What you are asked to do
Check each line of the records below and collect those that include the word "detail".

Page and application data records:
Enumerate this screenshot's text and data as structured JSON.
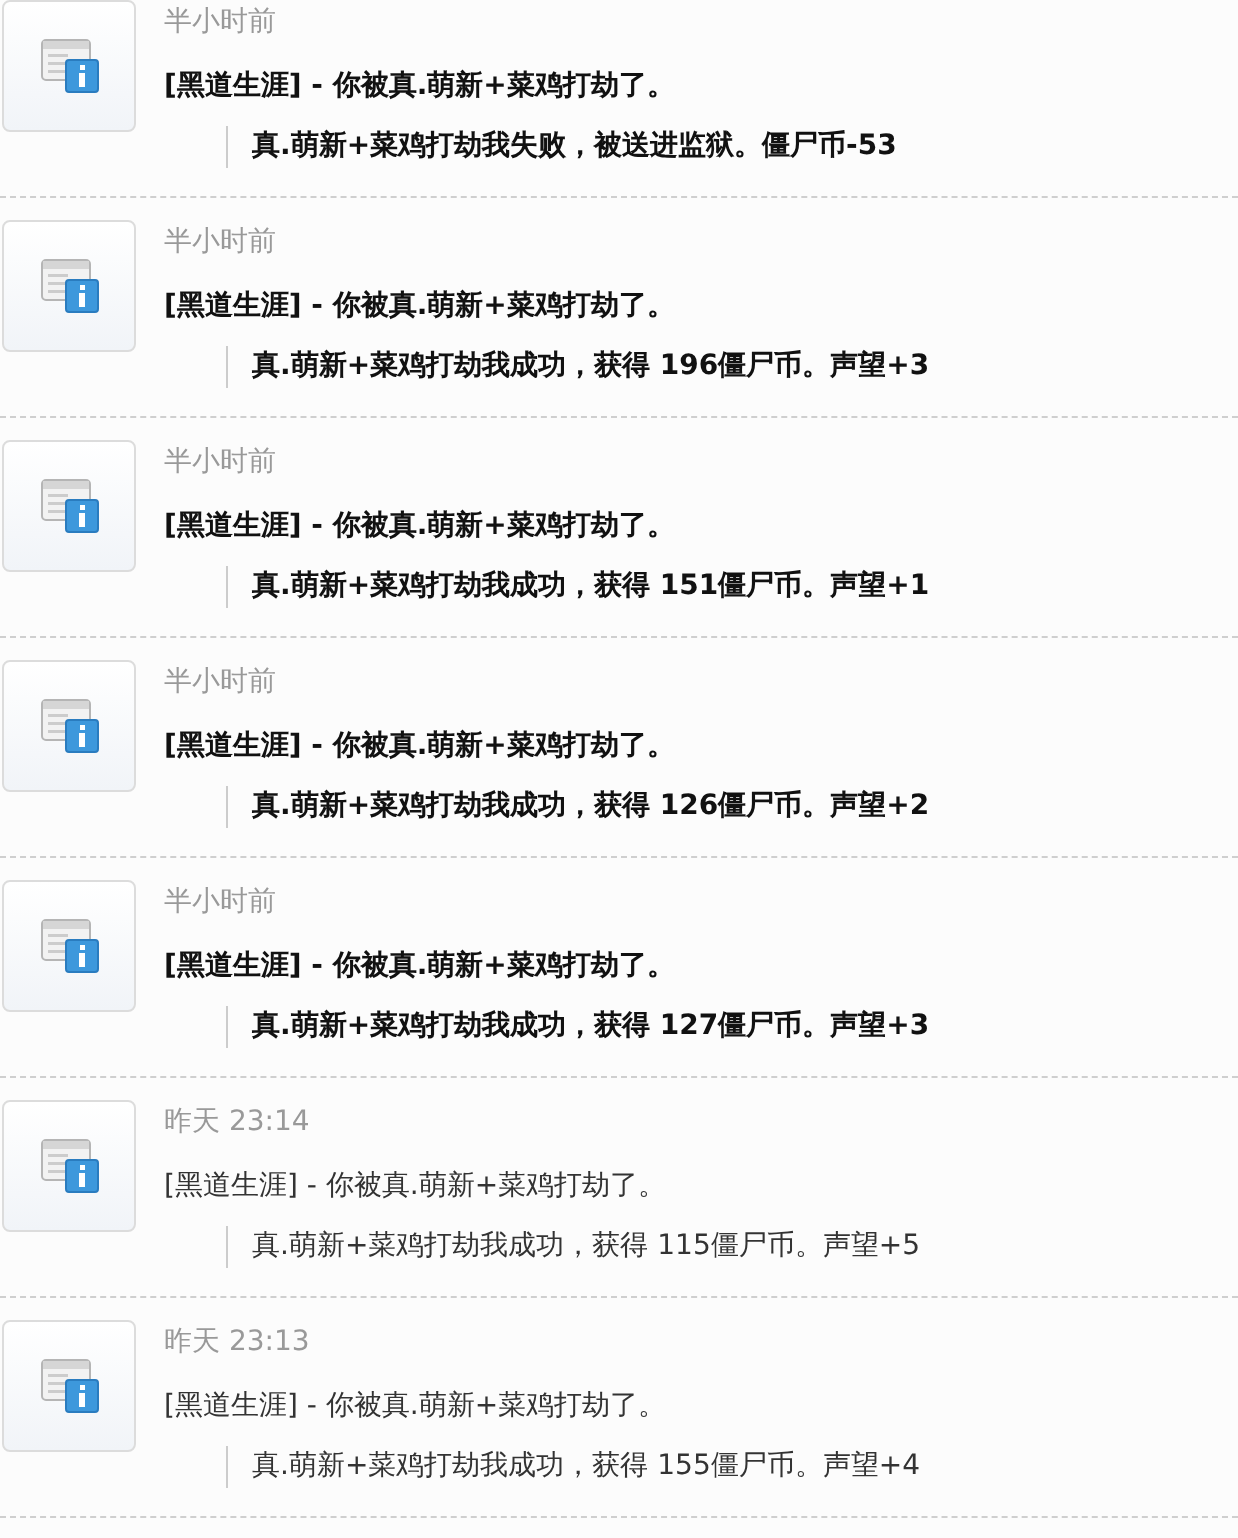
{
  "notifications": [
    {
      "time": "半小时前",
      "title": "[黑道生涯] - 你被真.萌新+菜鸡打劫了。",
      "detail": "真.萌新+菜鸡打劫我失败，被送进监狱。僵尸币-53",
      "unread": true
    },
    {
      "time": "半小时前",
      "title": "[黑道生涯] - 你被真.萌新+菜鸡打劫了。",
      "detail": "真.萌新+菜鸡打劫我成功，获得 196僵尸币。声望+3",
      "unread": true
    },
    {
      "time": "半小时前",
      "title": "[黑道生涯] - 你被真.萌新+菜鸡打劫了。",
      "detail": "真.萌新+菜鸡打劫我成功，获得 151僵尸币。声望+1",
      "unread": true
    },
    {
      "time": "半小时前",
      "title": "[黑道生涯] - 你被真.萌新+菜鸡打劫了。",
      "detail": "真.萌新+菜鸡打劫我成功，获得 126僵尸币。声望+2",
      "unread": true
    },
    {
      "time": "半小时前",
      "title": "[黑道生涯] - 你被真.萌新+菜鸡打劫了。",
      "detail": "真.萌新+菜鸡打劫我成功，获得 127僵尸币。声望+3",
      "unread": true
    },
    {
      "time": "昨天 23:14",
      "title": "[黑道生涯] - 你被真.萌新+菜鸡打劫了。",
      "detail": "真.萌新+菜鸡打劫我成功，获得 115僵尸币。声望+5",
      "unread": false
    },
    {
      "time": "昨天 23:13",
      "title": "[黑道生涯] - 你被真.萌新+菜鸡打劫了。",
      "detail": "真.萌新+菜鸡打劫我成功，获得 155僵尸币。声望+4",
      "unread": false
    }
  ]
}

Solution to this problem
      "detail": "真.萌新+菜鸡打劫我失败，被送进监狱。僵尸币-53",
      "detail": "真.萌新+菜鸡打劫我成功，获得 196僵尸币。声望+3",
      "detail": "真.萌新+菜鸡打劫我成功，获得 151僵尸币。声望+1",
      "detail": "真.萌新+菜鸡打劫我成功，获得 126僵尸币。声望+2",
      "detail": "真.萌新+菜鸡打劫我成功，获得 127僵尸币。声望+3",
      "detail": "真.萌新+菜鸡打劫我成功，获得 115僵尸币。声望+5",
      "detail": "真.萌新+菜鸡打劫我成功，获得 155僵尸币。声望+4",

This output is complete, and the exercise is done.